What needs to be done:
An identical copy of the records below is the expected result.

Supplied records section start

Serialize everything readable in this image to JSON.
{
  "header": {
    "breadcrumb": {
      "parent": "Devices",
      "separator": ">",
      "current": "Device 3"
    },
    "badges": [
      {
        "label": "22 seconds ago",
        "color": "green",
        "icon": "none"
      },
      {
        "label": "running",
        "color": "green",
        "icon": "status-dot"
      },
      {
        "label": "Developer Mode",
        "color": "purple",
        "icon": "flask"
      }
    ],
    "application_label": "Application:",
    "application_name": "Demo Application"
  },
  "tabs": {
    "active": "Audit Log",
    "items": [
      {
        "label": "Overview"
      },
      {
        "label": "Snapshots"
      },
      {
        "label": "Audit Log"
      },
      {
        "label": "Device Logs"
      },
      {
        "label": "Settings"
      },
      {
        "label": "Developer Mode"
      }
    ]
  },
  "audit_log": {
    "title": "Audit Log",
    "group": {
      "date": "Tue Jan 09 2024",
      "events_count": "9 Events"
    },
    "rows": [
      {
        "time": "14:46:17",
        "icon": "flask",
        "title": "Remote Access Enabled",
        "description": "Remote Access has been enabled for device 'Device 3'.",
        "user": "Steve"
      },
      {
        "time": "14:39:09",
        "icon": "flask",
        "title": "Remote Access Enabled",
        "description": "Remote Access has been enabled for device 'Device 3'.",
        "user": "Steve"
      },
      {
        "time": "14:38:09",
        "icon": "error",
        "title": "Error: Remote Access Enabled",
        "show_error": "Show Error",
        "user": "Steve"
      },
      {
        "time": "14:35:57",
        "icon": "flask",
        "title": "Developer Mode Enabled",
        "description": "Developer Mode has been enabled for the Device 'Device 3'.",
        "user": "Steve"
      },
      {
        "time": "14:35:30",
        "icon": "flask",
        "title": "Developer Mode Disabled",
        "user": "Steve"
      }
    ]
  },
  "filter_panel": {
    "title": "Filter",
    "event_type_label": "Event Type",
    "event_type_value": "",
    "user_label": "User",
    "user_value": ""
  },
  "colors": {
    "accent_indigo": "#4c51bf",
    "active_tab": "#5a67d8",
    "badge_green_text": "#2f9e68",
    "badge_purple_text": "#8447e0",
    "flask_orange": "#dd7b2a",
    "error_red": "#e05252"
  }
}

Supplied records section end

Exercise solution:
Serialize everything readable in this image to JSON.
{
  "header": {
    "breadcrumb": {
      "parent": "Devices",
      "separator": ">",
      "current": "Device 3"
    },
    "badges": [
      {
        "label": "22 seconds ago",
        "color": "green",
        "icon": "none"
      },
      {
        "label": "running",
        "color": "green",
        "icon": "status-dot"
      },
      {
        "label": "Developer Mode",
        "color": "purple",
        "icon": "flask"
      }
    ],
    "application_label": "Application:",
    "application_name": "Demo Application"
  },
  "tabs": {
    "active": "Audit Log",
    "items": [
      {
        "label": "Overview"
      },
      {
        "label": "Snapshots"
      },
      {
        "label": "Audit Log"
      },
      {
        "label": "Device Logs"
      },
      {
        "label": "Settings"
      },
      {
        "label": "Developer Mode"
      }
    ]
  },
  "audit_log": {
    "title": "Audit Log",
    "group": {
      "date": "Tue Jan 09 2024",
      "events_count": "9 Events"
    },
    "rows": [
      {
        "time": "14:46:17",
        "icon": "flask",
        "title": "Remote Access Enabled",
        "description": "Remote Access has been enabled for device 'Device 3'.",
        "user": "Steve"
      },
      {
        "time": "14:39:09",
        "icon": "flask",
        "title": "Remote Access Enabled",
        "description": "Remote Access has been enabled for device 'Device 3'.",
        "user": "Steve"
      },
      {
        "time": "14:38:09",
        "icon": "error",
        "title": "Error: Remote Access Enabled",
        "show_error": "Show Error",
        "user": "Steve"
      },
      {
        "time": "14:35:57",
        "icon": "flask",
        "title": "Developer Mode Enabled",
        "description": "Developer Mode has been enabled for the Device 'Device 3'.",
        "user": "Steve"
      },
      {
        "time": "14:35:30",
        "icon": "flask",
        "title": "Developer Mode Disabled",
        "user": "Steve"
      }
    ]
  },
  "filter_panel": {
    "title": "Filter",
    "event_type_label": "Event Type",
    "event_type_value": "",
    "user_label": "User",
    "user_value": ""
  },
  "colors": {
    "accent_indigo": "#4c51bf",
    "active_tab": "#5a67d8",
    "badge_green_text": "#2f9e68",
    "badge_purple_text": "#8447e0",
    "flask_orange": "#dd7b2a",
    "error_red": "#e05252"
  }
}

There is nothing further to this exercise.